13Moe SM, Cunningham J, Bommer J, et al. Long-term treatment of secondary hyper­parathyroidism with the calcimimetic cinacalcet HCI. Nephrol Dial Transplant 2005;20(10):2186-93.
14Coburn JW, Slatopolsky E. Vitamin D, parathyroid hormone and renal osteodystrophy. In the Kidney (4 th ed), edited by Brenner BM, Rector FCJ R , Philadelphia, Saunders 1991:2036-122.
15Sonikian MA, Pani IT, Iliopoulos AN, Koutala KG, Marioli SI, Vlassopoulos DA. Metabolic acidosis aggravation and hyper­kaliemia in hemodialysis patients treated by sevelamer hydrochloride. Ren Fail 2005; 27(2):143-7.
16Brezina B, Qunibi WY, Nolan CR. Acid loading during treatment with sevelamer hydrochloride: Mechanisms and clinical implications. Kidney Int 2004;66(Suppl 90):S39-45.
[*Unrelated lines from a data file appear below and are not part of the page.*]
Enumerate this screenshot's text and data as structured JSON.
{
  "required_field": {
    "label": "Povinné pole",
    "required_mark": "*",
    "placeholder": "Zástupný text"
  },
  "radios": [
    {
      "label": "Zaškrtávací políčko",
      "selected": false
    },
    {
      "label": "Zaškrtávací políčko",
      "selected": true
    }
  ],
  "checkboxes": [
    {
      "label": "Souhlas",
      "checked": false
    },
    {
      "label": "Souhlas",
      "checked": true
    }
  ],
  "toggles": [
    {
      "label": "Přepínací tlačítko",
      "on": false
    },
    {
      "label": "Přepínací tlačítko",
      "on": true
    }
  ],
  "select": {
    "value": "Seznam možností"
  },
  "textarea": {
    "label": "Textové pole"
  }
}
17Duggal A, Hanus M, Zhorov E, et al. Novel dosage forms and regimens for sevelamer­based phosphate binders. J Ren Nutr 2006; 16(3):248-52.
18Yamada K, Fujimoto S, Tokura T, et al. Effect of sevelamer on dyslipidemia and chronic inflammation in maintenance hemodialysis patients. Ren Fail 2005;27(4):361-5.
19Bomer J, Stroheck E, Goerich J, Babner M, Zuna I. Arteriosclerosis in dialysis patients. Int J Artif Organs 1996;19(11):638-44.
20United States Renal Data System: USRDS 1997 Annual Report. National Institutes of Health, National Institute of Diabetes and Digestive and Kidney Disease, Bethesda, MD, 1997:93.
21Ferramosca E, Burke S, Chasan-Taber S, Ratti C, Chertow GM, Raggi P. Potential antiatherogenic and anti-inflammatory properties of sevelamer in maintenance hemodialysis patients. Am Heart J 2005; 149(5):820-5.